Exercise materials

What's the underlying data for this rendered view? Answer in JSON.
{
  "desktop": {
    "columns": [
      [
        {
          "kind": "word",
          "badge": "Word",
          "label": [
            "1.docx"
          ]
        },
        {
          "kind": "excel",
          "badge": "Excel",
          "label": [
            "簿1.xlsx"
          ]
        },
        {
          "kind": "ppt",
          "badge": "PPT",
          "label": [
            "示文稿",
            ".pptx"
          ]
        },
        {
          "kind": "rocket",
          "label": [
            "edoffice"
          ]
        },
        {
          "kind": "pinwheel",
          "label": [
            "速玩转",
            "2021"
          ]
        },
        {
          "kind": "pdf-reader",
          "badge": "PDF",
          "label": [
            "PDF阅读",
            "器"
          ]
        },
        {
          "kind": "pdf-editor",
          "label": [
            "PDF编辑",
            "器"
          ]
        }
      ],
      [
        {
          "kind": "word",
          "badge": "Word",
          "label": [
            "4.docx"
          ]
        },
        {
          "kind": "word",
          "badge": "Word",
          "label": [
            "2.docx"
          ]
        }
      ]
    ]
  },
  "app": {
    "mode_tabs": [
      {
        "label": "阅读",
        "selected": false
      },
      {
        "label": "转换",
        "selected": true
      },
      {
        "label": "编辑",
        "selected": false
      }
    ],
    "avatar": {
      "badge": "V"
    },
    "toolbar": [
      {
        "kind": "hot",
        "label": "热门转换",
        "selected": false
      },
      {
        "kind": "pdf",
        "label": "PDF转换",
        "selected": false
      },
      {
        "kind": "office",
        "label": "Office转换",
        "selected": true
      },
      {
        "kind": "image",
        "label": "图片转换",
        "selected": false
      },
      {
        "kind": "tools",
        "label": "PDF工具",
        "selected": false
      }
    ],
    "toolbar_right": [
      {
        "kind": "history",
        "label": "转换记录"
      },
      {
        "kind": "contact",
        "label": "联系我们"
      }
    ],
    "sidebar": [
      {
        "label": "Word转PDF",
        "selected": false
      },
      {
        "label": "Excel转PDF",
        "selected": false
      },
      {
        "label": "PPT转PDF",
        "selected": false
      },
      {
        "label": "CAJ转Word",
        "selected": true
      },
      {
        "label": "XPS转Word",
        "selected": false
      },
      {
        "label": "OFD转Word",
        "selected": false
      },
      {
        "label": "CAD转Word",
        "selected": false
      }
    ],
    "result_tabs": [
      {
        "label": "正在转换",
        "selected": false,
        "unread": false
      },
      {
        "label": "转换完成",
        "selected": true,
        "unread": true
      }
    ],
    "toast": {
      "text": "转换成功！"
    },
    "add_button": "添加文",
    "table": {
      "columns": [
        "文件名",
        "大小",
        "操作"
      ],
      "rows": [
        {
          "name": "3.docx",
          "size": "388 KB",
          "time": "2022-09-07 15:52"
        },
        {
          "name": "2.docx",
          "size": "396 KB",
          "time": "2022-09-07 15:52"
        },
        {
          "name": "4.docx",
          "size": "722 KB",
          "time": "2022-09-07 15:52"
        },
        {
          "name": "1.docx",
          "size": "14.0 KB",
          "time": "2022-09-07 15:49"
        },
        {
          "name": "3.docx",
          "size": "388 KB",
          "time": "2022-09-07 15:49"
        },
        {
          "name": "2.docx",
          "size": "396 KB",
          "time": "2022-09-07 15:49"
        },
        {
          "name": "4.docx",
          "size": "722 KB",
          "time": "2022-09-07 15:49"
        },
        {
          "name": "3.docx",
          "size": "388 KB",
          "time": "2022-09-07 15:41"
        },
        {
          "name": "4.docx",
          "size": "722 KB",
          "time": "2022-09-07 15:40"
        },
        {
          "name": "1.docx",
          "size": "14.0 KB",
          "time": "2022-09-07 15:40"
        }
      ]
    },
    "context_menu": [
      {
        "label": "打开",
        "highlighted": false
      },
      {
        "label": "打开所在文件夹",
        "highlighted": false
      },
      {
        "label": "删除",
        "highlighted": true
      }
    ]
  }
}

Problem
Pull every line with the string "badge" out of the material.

Your solution
          "badge": "Word",
          "badge": "Excel",
          "badge": "PPT",
          "badge": "PDF",
          "badge": "Word",
          "badge": "Word",
      "badge": "V"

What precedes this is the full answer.